• [What to produce] Copy every record below exactly as it appears.

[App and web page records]
----------
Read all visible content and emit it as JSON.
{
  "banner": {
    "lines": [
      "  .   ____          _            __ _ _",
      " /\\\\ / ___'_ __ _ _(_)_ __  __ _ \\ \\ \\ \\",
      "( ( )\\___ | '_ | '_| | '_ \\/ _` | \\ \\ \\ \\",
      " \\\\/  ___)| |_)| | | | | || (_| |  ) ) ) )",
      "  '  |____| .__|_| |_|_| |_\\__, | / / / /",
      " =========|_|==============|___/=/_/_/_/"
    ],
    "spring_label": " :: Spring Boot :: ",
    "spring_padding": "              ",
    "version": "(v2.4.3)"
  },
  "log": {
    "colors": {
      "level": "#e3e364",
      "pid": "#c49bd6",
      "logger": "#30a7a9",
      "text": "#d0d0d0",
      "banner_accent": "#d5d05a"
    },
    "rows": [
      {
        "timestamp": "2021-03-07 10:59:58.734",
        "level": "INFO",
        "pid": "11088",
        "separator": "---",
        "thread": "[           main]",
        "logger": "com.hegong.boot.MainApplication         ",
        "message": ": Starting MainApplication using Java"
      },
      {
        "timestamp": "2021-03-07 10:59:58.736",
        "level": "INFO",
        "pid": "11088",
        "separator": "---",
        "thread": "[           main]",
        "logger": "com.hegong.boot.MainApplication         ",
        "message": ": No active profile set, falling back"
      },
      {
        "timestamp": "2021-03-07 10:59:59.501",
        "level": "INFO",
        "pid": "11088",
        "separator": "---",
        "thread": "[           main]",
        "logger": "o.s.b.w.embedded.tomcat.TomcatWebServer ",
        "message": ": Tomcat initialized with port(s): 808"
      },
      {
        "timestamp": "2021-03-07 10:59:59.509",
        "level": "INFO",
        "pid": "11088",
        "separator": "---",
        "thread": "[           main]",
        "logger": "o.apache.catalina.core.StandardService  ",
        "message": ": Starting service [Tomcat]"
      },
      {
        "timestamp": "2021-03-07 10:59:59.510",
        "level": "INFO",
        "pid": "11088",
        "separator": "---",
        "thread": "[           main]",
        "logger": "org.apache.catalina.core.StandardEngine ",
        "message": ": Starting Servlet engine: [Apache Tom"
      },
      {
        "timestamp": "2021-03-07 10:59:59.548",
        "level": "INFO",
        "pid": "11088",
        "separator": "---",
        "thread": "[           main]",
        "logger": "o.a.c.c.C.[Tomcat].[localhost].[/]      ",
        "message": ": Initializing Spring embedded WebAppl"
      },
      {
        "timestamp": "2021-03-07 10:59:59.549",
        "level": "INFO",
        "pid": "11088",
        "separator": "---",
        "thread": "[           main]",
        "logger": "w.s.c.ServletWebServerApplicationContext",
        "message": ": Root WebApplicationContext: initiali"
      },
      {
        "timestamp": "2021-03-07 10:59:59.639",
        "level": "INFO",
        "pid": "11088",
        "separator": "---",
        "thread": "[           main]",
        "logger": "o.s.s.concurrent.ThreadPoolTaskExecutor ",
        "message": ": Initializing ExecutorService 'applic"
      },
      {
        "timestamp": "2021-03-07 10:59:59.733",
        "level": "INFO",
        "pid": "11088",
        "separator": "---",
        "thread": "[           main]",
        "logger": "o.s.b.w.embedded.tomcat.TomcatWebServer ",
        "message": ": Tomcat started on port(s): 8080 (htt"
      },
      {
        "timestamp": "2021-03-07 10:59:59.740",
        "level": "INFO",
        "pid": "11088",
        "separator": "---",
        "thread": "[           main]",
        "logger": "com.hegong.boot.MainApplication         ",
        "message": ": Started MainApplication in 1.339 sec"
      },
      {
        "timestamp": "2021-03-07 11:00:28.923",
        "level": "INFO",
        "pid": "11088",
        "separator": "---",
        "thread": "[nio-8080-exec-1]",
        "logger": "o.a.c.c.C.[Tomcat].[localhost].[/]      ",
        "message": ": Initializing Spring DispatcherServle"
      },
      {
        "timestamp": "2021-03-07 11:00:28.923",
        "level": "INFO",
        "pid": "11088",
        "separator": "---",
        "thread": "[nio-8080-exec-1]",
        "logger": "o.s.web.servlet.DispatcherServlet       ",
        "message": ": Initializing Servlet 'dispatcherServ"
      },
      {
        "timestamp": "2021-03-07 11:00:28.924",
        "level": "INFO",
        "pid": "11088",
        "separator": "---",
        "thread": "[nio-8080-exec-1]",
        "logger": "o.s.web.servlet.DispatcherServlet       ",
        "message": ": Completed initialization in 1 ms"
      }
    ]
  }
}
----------
• [Result of this exercise]
Read all visible content and emit it as JSON.
{
  "banner": {
    "lines": [
      "  .   ____          _            __ _ _",
      " /\\\\ / ___'_ __ _ _(_)_ __  __ _ \\ \\ \\ \\",
      "( ( )\\___ | '_ | '_| | '_ \\/ _` | \\ \\ \\ \\",
      " \\\\/  ___)| |_)| | | | | || (_| |  ) ) ) )",
      "  '  |____| .__|_| |_|_| |_\\__, | / / / /",
      " =========|_|==============|___/=/_/_/_/"
    ],
    "spring_label": " :: Spring Boot :: ",
    "spring_padding": "              ",
    "version": "(v2.4.3)"
  },
  "log": {
    "colors": {
      "level": "#e3e364",
      "pid": "#c49bd6",
      "logger": "#30a7a9",
      "text": "#d0d0d0",
      "banner_accent": "#d5d05a"
    },
    "rows": [
      {
        "timestamp": "2021-03-07 10:59:58.734",
        "level": "INFO",
        "pid": "11088",
        "separator": "---",
        "thread": "[           main]",
        "logger": "com.hegong.boot.MainApplication         ",
        "message": ": Starting MainApplication using Java"
      },
      {
        "timestamp": "2021-03-07 10:59:58.736",
        "level": "INFO",
        "pid": "11088",
        "separator": "---",
        "thread": "[           main]",
        "logger": "com.hegong.boot.MainApplication         ",
        "message": ": No active profile set, falling back"
      },
      {
        "timestamp": "2021-03-07 10:59:59.501",
        "level": "INFO",
        "pid": "11088",
        "separator": "---",
        "thread": "[           main]",
        "logger": "o.s.b.w.embedded.tomcat.TomcatWebServer ",
        "message": ": Tomcat initialized with port(s): 808"
      },
      {
        "timestamp": "2021-03-07 10:59:59.509",
        "level": "INFO",
        "pid": "11088",
        "separator": "---",
        "thread": "[           main]",
        "logger": "o.apache.catalina.core.StandardService  ",
        "message": ": Starting service [Tomcat]"
      },
      {
        "timestamp": "2021-03-07 10:59:59.510",
        "level": "INFO",
        "pid": "11088",
        "separator": "---",
        "thread": "[           main]",
        "logger": "org.apache.catalina.core.StandardEngine ",
        "message": ": Starting Servlet engine: [Apache Tom"
      },
      {
        "timestamp": "2021-03-07 10:59:59.548",
        "level": "INFO",
        "pid": "11088",
        "separator": "---",
        "thread": "[           main]",
        "logger": "o.a.c.c.C.[Tomcat].[localhost].[/]      ",
        "message": ": Initializing Spring embedded WebAppl"
      },
      {
        "timestamp": "2021-03-07 10:59:59.549",
        "level": "INFO",
        "pid": "11088",
        "separator": "---",
        "thread": "[           main]",
        "logger": "w.s.c.ServletWebServerApplicationContext",
        "message": ": Root WebApplicationContext: initiali"
      },
      {
        "timestamp": "2021-03-07 10:59:59.639",
        "level": "INFO",
        "pid": "11088",
        "separator": "---",
        "thread": "[           main]",
        "logger": "o.s.s.concurrent.ThreadPoolTaskExecutor ",
        "message": ": Initializing ExecutorService 'applic"
      },
      {
        "timestamp": "2021-03-07 10:59:59.733",
        "level": "INFO",
        "pid": "11088",
        "separator": "---",
        "thread": "[           main]",
        "logger": "o.s.b.w.embedded.tomcat.TomcatWebServer ",
        "message": ": Tomcat started on port(s): 8080 (htt"
      },
      {
        "timestamp": "2021-03-07 10:59:59.740",
        "level": "INFO",
        "pid": "11088",
        "separator": "---",
        "thread": "[           main]",
        "logger": "com.hegong.boot.MainApplication         ",
        "message": ": Started MainApplication in 1.339 sec"
      },
      {
        "timestamp": "2021-03-07 11:00:28.923",
        "level": "INFO",
        "pid": "11088",
        "separator": "---",
        "thread": "[nio-8080-exec-1]",
        "logger": "o.a.c.c.C.[Tomcat].[localhost].[/]      ",
        "message": ": Initializing Spring DispatcherServle"
      },
      {
        "timestamp": "2021-03-07 11:00:28.923",
        "level": "INFO",
        "pid": "11088",
        "separator": "---",
        "thread": "[nio-8080-exec-1]",
        "logger": "o.s.web.servlet.DispatcherServlet       ",
        "message": ": Initializing Servlet 'dispatcherServ"
      },
      {
        "timestamp": "2021-03-07 11:00:28.924",
        "level": "INFO",
        "pid": "11088",
        "separator": "---",
        "thread": "[nio-8080-exec-1]",
        "logger": "o.s.web.servlet.DispatcherServlet       ",
        "message": ": Completed initialization in 1 ms"
      }
    ]
  }
}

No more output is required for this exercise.